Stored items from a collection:

------------------------------------

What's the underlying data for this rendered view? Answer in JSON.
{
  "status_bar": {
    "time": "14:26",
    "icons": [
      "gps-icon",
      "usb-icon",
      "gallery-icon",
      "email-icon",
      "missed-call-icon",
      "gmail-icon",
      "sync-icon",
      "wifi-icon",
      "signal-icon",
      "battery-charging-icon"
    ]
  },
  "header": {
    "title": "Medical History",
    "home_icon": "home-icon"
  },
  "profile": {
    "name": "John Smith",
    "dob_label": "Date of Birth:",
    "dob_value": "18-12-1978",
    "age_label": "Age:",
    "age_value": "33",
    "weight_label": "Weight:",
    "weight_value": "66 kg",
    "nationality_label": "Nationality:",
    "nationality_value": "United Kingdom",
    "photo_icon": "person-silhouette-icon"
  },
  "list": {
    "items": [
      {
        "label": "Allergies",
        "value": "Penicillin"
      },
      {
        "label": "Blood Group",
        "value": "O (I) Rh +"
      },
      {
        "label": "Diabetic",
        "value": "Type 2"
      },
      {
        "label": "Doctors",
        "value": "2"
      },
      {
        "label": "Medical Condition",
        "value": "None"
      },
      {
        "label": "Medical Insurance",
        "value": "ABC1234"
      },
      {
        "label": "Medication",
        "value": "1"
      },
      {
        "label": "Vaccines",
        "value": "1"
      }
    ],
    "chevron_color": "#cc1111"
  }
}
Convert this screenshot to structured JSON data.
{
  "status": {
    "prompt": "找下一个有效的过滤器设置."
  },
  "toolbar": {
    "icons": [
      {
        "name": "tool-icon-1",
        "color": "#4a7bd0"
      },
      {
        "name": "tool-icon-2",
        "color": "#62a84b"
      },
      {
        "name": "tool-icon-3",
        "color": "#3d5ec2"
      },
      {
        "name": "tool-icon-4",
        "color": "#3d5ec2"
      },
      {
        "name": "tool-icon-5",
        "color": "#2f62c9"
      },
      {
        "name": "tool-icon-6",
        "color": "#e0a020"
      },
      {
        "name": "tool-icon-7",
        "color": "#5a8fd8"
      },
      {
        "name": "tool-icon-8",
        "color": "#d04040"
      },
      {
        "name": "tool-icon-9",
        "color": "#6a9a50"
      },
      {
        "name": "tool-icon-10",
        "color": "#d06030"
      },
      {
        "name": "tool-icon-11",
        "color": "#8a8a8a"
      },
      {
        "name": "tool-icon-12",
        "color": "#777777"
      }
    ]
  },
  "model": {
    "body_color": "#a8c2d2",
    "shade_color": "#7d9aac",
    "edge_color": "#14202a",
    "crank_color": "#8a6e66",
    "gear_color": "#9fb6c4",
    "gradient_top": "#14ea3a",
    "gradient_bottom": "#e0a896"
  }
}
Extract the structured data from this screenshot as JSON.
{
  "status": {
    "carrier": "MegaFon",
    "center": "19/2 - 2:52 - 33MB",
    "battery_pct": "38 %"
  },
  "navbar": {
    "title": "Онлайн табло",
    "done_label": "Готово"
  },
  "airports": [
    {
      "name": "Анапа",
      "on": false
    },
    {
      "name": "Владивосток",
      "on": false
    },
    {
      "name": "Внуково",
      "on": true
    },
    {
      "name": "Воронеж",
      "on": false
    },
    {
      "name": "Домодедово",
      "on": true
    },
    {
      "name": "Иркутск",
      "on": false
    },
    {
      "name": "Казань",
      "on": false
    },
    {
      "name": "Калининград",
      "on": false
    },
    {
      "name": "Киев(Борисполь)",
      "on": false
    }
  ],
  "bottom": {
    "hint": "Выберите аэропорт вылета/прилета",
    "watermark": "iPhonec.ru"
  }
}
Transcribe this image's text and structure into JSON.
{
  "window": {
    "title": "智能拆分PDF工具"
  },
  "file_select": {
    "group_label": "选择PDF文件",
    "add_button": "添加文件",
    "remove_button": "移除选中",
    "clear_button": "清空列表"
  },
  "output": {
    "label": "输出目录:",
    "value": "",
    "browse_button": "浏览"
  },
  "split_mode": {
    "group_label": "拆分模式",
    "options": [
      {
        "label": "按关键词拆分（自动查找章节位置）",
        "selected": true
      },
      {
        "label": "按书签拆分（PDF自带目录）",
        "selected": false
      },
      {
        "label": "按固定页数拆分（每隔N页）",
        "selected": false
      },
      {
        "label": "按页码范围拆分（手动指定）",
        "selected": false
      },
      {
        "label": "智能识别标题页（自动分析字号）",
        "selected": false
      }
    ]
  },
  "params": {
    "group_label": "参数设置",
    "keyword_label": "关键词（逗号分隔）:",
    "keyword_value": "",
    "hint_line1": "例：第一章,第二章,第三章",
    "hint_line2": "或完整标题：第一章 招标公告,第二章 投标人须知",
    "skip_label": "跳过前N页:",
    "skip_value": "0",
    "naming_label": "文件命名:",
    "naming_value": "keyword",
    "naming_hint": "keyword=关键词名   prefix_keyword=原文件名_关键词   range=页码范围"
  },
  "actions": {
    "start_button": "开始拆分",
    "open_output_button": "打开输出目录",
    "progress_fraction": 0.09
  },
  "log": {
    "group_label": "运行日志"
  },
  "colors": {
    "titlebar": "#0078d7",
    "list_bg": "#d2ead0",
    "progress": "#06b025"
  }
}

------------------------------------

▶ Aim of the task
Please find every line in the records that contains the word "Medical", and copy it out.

▶ Exercise solution
    "title": "Medical History",
        "label": "Medical Condition",
        "label": "Medical Insurance",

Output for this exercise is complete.